Grampa’s Farm is open for one more weekend
Grampa’s Farm, located at N2613 Norwegian Rd., north of Merrill, will be open for its final weekend of the 2021 season Oct. 9 and 10, from 10:00 a.m. to 5:00 p.m. Admission is $12 which includes all activities and a free pumpkin. Children age 2 and under and Veterans are Free.
Grampa’s Farm was started in 2009 by Jim Severt (1951-2014) of Merrill, still known to many as “Grampa.” Many years ago, most kids had a relative with a farm where they could visit, interact with animals, and learn where their food comes from. However, those small family farms were becoming fewer and fewer. When Jim’s first grandchild was born in 2001, he knew that he wanted all children to be able to experience what life was like in the past and on the farm. The idea of Grampa’s Farm began.
When Jim passed away in 2014, his family and friends continued to believe in his dream and wanted the legacy to continue. More recently, his son, Jered Severt had been managing the farm. When Jered tragically passed away in April 2021, the family again had a decision to make. Even with the loss of their loved ones, they knew Grampa’s Farm should continue. It has been healing to see guests smiling, having fun, making memories, and grateful – exactly what “Grampa” and Jered both enjoyed seeing so much.
For a few weekends each fall, the dream continues to come true. Now in its 12th year, Grampa’s Farm is a place where children can dress up in bonnets, dresses, or bibs to wear while they play in the one-room schoolhouse or do laundry “the old fashioned way” using a washboard and wringer. The children get to shell a cob of corn and use fabric to turn it into a corncob doll just like Laura Ingalls did long ago. Other old-time experiences include milking a cow by hand, stamping their initials into a piece of wood to take home, as well as seeing how apple cider, ice cream, and butter are made and tasting all three.
Lessons in history aren’t the only activities happening on Grampa’s Farm. Families take a wagon ride out to the pumpkin patch where each person chooses a pumpkin to take home. Children also are able to play in sandboxes full of corn, climb a giant haystack, and take a walk through the soybean maze (new this year).
In the petting zoo, children can pet the goats, a calf, and a cow.

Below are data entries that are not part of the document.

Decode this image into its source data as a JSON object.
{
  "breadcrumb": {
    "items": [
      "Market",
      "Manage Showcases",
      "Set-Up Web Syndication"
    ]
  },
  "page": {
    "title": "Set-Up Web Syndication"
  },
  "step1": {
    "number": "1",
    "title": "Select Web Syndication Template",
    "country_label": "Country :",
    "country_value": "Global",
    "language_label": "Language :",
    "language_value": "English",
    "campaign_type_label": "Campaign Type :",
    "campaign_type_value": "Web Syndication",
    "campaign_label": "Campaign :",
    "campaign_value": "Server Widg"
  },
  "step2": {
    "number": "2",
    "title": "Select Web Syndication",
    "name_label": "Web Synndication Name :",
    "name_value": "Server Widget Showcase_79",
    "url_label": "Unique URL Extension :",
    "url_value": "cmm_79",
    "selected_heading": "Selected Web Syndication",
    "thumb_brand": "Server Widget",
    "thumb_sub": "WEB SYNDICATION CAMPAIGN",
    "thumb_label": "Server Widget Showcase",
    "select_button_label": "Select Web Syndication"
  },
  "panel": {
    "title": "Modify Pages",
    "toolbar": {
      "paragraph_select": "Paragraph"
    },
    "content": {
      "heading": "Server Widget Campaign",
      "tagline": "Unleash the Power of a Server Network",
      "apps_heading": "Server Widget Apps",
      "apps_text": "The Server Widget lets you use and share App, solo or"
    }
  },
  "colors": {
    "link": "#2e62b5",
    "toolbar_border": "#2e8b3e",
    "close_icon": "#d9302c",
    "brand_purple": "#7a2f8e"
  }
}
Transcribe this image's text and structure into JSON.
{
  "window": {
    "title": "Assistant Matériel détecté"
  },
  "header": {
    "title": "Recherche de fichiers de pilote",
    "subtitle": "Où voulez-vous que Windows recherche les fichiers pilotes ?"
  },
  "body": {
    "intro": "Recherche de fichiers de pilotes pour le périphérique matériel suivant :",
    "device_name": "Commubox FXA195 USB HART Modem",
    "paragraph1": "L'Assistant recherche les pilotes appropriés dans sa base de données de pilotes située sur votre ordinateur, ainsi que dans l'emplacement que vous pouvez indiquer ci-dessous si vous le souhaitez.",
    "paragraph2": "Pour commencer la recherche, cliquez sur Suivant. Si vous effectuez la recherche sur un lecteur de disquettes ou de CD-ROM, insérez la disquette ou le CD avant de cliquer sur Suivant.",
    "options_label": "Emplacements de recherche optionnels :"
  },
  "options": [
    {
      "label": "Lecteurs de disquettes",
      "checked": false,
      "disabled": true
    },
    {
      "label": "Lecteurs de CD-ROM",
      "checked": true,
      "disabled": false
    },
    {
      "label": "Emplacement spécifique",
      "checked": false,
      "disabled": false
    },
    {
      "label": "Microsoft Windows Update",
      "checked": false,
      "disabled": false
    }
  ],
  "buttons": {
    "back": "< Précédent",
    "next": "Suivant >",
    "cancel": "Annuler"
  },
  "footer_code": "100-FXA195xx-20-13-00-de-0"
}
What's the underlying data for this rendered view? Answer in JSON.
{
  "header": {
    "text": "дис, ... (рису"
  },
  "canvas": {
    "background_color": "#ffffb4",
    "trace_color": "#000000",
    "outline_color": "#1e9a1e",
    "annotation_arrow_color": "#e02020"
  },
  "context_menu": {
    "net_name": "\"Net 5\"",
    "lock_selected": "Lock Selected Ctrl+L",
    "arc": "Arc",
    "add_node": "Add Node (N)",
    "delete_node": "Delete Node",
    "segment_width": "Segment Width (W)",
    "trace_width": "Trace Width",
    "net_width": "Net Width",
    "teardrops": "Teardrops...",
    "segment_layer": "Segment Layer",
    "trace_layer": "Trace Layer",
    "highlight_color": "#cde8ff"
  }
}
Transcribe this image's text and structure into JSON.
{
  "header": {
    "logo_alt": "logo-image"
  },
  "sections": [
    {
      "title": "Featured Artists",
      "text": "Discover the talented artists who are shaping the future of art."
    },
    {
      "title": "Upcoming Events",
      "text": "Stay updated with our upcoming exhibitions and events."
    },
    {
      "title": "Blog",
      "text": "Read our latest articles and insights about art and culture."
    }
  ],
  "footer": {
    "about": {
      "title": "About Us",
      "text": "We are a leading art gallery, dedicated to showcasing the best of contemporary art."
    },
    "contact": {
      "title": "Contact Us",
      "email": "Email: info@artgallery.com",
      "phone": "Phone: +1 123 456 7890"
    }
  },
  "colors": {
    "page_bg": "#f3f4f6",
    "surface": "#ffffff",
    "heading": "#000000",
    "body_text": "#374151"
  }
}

Holding the bunnies and chicks is a favorite of many.
“Grampa” knew that money can be tight while raising a family, so there are no additional charges once people enter. He didn’t want parents to have to say “no” to any activity that their child would like to experience. Once families are in the gate, the only extra cost would be to purchase food or snacks, such as treats available from the Red Shed. All proceeds from the caramel apples, cotton candy, popcorn, and pie being sold go to the group running it that day. For instance, one weekend this fall it was run by some of Jered’s wrestling family, and the proceeds from the Red Shed sales that day will go toward a wrestling scholarship being established in Jered’s memory.
The Broken Spoke Café also offers fresh cooked food at a reasonable cost. Visitors to the farm are also welcome to carry in a picnic lunch if they prefer.